The fourth turned out to be Luka Doncic versus the Raptors. There were only four Dallas baskets that Doncic wasn’t directly involved in, and the Raptors went on a 6-2 run and took the lead when Doncic was on the bench. The turning point in the quarter was when they switched to a 3-2 zone halfway through, where they played with more intensity, and as Kawhi said postgame, communicated much better, coming up with huge stops and allowing them to take the lead and never look back.
The Raptors, as talented a team as they are, still need to find a way to put together 48 minutes of consistent top level basketball, a level we all know that they’re capable of. It might just be a mental thing where they get too complacent at times, or it might be the fact that the full roster hasn’t been healthy enough to get true chemistry, but they still need to find a way. This game turned out to be much harder than it needed to be, mostly because of their dreadful performance coming out of halftime.
The way things unfolded, Sunday night was shaping up to be the most memorable performance of Luka Doncic’s young career.
The more he scored, tossed alley-oops to teammates and increased the buzz around the American Airlines Center, the rookie guard was on the verge of leading the Mavericks to a win against one of the league’s best teams.
Toronto had other plans. The Raptors rode a late-game surge to a 123-120 victory over the Mavericks to snap Dallas’ modest two-game winning streak.
But once again, the 19-year-old made being a rookie look a little too easy. Doncic had to settle for 12 rebounds, 10 assists and a season-high 35 points — his second triple-double of his NBA career.
Even in a loss, he showed why there’s so much optimism around his role in the team’s future.
“He played well,” Mavs coach Rick Carlisle said in perhaps the understatement of the year.
The saying goes “a win is a win,” and this Raptors team found a way to earn a very crucial win despite a big setback.
Toronto overcame a very subpar third-quarter performance to rally in the fourth and earn a win in a very tough environment. The Raptors handed the Mavericks their seventh loss at American Airlines Center this season as they boast an elite home record of 18-7 (.720).
After being outscored 30-15 and shooting just 4-for-19 from the field in the third, things looked very bleak for Toronto as it entered the fourth quarter trailing by three points. Things looked even worse when the Mavericks opened the final frame with four unanswered points to build a seven-point lead, but the Raptors quickly responded. Two 3-pointers cut the deficit to one point as it would be a battle down the stretch.

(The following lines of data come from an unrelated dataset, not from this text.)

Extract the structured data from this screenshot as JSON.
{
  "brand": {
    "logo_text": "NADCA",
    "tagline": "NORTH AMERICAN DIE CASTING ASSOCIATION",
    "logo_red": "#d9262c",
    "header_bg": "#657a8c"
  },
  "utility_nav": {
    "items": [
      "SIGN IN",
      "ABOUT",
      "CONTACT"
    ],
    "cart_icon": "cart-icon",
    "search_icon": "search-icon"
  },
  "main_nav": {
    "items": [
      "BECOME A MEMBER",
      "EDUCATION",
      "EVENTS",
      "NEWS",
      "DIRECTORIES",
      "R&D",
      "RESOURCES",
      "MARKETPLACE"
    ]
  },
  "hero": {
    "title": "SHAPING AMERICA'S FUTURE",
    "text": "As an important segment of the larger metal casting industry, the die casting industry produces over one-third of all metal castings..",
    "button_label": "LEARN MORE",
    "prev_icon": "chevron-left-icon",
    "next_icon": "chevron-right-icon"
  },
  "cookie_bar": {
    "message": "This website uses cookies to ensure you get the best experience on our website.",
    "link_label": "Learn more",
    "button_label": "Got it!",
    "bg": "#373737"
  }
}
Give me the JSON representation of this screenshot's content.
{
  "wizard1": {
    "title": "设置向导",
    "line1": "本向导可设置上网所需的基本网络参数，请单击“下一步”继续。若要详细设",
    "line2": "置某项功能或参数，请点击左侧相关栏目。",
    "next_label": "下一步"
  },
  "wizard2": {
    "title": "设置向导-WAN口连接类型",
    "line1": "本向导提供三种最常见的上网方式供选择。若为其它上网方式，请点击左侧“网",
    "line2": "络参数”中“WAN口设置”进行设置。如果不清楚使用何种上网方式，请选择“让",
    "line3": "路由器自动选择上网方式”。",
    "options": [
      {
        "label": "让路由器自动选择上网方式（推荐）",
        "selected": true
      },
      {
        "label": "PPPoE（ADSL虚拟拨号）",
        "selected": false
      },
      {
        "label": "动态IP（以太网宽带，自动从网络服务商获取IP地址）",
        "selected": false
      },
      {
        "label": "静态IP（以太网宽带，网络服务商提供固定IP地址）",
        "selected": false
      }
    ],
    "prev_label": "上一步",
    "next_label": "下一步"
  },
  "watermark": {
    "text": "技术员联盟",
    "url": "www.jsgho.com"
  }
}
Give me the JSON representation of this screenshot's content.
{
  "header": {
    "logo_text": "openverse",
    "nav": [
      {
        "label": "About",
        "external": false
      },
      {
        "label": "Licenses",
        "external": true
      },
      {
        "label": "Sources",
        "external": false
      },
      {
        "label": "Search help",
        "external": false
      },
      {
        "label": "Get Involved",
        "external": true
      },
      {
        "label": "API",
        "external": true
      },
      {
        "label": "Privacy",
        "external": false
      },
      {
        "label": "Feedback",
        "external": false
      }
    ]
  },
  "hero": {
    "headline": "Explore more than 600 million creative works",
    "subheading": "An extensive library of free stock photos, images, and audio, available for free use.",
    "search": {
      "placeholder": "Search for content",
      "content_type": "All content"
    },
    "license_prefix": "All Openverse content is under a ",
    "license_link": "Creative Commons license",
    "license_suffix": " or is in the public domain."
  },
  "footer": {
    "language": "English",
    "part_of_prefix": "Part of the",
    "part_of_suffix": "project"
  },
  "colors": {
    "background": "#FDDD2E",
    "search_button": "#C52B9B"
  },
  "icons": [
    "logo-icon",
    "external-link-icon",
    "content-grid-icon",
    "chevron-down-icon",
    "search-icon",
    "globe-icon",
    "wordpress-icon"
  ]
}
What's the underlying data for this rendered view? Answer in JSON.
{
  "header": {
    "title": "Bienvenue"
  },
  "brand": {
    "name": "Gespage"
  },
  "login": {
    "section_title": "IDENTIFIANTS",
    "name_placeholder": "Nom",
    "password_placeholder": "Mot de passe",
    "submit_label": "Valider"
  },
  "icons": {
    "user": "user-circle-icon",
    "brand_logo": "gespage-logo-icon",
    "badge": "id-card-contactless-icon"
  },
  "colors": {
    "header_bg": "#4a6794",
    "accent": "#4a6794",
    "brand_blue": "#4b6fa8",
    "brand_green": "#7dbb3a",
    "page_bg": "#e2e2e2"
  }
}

Roberts’ love of basketball carried into and throughout high school, where he continued working and perfecting his craft. His hard work paid off when he was recruited to play in Philadelphia at Rise Academy, where Kyle Kuzma, starting power forward for the L.A. Lakers, was his teammate. Roberts’ basketball story took him back home to Canada, to UTM. He didn’t think he’d stay long, looking to transfer out to join a Division 1 school. Now in his fifth year, completing a major in Psychology and a double minor in both Computer Science and Sociology, Roberts says UTM’s become a second home.
This year Roberts’ drive took him to try going professional, to try-out for the Raptor 905, the G-League affiliate of the NBA Toronto Raptors, which developed current and rising NBA players like starting forward Pascal Siakam, Jakob Poeltl, Fred Vanfleet, Norman Powell and Delon Wright. Roberts got deep into the tryout process, nearly receiving a training camp invite. Despite having his road to the professionals cut short, he’s hungrier and more focused than ever. “I knew I could have what it took to be a Div. 1 player. I knew I had the skill for it. But I also knew I wasn’t where I needed to be physically, in order to make that transition. In terms of playing university ball, for UTM, I just love basketball, and I want to play at the highest level,” he says.